You can book an appointment online with one of our trusted doctors, or continue reading to find out more about allergies and asthma.
Shortness of breath
Chest tightness or pain
Trouble sleeping caused by shortness of breath, coughing or wheezing
A whistling or wheezing sound when exhaling (wheezing is a common sign of asthma in children)
Signs that your asthma is probably worsening may include:
Asthma signs and symptoms that are more frequent and bothersome
Increasing difficulty breathing (measurable with a peak flow meter, a device used to check how well your lungs are working)
The need to use a quick-relief inhaler more often
For some people, asthma signs and symptoms flare up in certain situations:
Exercise-induced asthma, which may be worse when the air is cold and dry
Occupational asthma, triggered by workplace irritants such as chemical fumes, gases or dust
Allergy-induced asthma, triggered by airborne substances, such as pollen, mold spores, cockroach waste or particles of skin and dried saliva shed by pets (pet dander)
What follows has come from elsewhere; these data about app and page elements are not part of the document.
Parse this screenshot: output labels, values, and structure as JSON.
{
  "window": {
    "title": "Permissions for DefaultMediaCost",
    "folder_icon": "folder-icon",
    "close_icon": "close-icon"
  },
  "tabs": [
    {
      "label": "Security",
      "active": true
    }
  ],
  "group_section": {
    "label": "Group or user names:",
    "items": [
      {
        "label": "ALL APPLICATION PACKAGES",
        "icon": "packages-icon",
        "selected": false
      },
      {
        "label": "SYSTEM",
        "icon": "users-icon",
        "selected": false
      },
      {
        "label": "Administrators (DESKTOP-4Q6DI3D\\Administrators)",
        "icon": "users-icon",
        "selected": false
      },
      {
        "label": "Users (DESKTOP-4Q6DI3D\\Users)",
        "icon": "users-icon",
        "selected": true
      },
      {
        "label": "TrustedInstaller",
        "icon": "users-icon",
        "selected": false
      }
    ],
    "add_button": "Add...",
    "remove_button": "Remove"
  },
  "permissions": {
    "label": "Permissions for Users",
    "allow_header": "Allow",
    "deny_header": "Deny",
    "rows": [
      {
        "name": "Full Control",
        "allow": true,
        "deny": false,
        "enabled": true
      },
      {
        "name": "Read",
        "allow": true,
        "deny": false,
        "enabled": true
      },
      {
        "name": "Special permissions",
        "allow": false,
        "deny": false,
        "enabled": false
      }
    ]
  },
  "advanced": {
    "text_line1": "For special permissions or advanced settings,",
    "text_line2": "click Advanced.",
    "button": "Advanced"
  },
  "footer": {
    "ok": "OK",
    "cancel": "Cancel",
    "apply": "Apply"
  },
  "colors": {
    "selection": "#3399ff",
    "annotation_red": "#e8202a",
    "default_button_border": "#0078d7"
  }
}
Severe asthma attacks can be deadly. If you are experiencing any of these new symptoms or believe your symptoms are worsening, contact a doctor for proper care.
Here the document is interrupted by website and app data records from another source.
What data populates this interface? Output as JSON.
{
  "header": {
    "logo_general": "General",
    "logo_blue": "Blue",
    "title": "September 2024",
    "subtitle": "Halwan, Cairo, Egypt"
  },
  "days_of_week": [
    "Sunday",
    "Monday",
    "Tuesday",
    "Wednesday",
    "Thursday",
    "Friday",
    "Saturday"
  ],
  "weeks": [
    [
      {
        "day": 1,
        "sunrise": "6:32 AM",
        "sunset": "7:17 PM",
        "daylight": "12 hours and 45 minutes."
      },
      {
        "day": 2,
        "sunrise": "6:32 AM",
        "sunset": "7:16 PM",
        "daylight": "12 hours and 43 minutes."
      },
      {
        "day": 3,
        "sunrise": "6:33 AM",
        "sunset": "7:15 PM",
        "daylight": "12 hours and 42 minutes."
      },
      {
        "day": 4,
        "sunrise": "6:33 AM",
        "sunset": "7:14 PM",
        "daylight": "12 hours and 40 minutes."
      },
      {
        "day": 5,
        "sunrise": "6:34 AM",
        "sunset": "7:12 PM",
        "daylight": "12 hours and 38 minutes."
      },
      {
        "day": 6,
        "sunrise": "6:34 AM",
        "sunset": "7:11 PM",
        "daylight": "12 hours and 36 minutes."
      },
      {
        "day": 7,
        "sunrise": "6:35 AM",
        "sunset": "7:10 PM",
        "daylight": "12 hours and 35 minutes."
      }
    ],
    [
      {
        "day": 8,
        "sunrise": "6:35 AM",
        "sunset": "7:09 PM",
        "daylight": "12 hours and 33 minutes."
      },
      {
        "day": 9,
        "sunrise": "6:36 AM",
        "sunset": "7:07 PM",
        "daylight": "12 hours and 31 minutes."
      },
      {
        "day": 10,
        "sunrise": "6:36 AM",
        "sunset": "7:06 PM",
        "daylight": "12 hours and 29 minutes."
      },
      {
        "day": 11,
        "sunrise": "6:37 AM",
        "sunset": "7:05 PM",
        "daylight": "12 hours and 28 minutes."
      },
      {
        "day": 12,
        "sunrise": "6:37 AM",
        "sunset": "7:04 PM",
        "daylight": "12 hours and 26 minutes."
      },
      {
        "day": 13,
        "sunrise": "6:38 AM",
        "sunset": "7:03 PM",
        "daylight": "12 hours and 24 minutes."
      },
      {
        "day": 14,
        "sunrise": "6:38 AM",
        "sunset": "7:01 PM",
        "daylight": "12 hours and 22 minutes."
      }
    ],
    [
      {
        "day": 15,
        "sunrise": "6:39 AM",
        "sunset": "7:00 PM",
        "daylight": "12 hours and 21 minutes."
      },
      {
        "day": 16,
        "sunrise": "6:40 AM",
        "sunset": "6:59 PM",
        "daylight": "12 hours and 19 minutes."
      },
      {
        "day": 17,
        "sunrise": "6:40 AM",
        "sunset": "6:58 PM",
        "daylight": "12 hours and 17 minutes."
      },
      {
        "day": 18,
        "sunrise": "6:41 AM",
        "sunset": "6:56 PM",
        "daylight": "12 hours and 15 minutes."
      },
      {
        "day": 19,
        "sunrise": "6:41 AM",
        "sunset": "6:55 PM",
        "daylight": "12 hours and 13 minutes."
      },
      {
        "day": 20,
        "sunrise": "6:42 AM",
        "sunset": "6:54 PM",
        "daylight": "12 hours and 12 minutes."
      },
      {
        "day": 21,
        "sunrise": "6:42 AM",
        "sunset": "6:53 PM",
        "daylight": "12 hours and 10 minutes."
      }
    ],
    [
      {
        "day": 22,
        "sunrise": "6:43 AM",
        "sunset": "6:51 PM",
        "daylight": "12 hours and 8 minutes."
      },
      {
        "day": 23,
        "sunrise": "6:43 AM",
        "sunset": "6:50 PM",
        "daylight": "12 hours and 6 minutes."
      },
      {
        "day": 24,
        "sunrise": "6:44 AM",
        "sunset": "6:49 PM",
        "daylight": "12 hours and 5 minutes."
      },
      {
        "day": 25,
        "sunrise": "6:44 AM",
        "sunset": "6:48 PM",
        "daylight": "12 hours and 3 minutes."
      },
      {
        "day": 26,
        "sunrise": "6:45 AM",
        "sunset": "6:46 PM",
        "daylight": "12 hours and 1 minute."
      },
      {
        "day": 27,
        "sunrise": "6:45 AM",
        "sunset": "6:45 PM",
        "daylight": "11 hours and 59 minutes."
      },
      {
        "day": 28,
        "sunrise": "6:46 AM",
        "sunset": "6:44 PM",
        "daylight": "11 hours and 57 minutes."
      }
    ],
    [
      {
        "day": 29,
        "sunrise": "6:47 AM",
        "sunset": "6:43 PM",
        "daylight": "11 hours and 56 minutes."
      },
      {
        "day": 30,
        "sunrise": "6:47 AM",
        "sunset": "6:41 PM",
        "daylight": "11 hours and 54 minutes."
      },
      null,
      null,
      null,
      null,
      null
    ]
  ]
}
Seek emergency treatment if you are experiencing any of the following:
Rapid worsening of shortness of breath or wheezing
No improvement even after using a quick-relief asthma inhaler, such as albuterol
Shortness of breath when you are doing minimal physical activity
Asthma is typically treated with medication administered via inhaler.
There are 2 main groups of inhalers:
Long-acting inhalers, meant for the long-term management of asthma symptoms, are used to suppress symptoms and improve lung capacity over time.
Short-acting inhalers are meant for the immediate treatment of an asthma attack.
Common long-acting inhalers include:
Common short-acting inhalers include:
Sneezing and an itchy, runny, or blocked nose (allergic rhinitis)
Itchy, red, watering eyes (conjunctivitis)
Wheezing, chest tightness, shortness of breath, and a cough
A raised, itchy, red rash (hives)
Swollen lips, tongue, eyes or face
Stomach pain, feeling sick, vomiting or diarrhea
Dry, red and cracked skin
Severe allergic reactions (anaphylaxis) can be deadly. Seek emergency medical treatment if you experience any of the following symptoms.
swelling of the throat and mouth
blue skin or lips
collapsing and losing consciousness
For mild or seasonal allergies, medications are available at pharmacies without a prescription. However, it is always important to consult with a doctor before taking a new medication.
Common allergy medicines include:
Antihistamines taken to reduce symptoms or prevent reactions.
Decongestants used to clear the nose after an allergic reactions
Lotions and creams to reduce itchy skin and inflammation
Steroids to reduce allergy-induced inflammation
Common allergy prescription medications include:
To speak to a doctor about what kind of allergy medicine is right for you, book an appointment online today.
Read More About Allergies and Asthma
PlushCare is dedicated to providing you with accurate and trustworthy health information.
affa.org. May is National Asthma and Allergy Awareness Month. Accessed on May 12, 2020. https://www.aafa.org/asthma-and-allergy-awareness-month/
nhs.uk. Allergies. Accessed on May 12, 2020. https://www.nhs.uk/conditions/allergies/
mayoclinic.org. Asthma. Accessed on May 12, 2020. https://www.mayoclinic.org/diseases-conditions/asthma/symptoms-causes/syc-20369653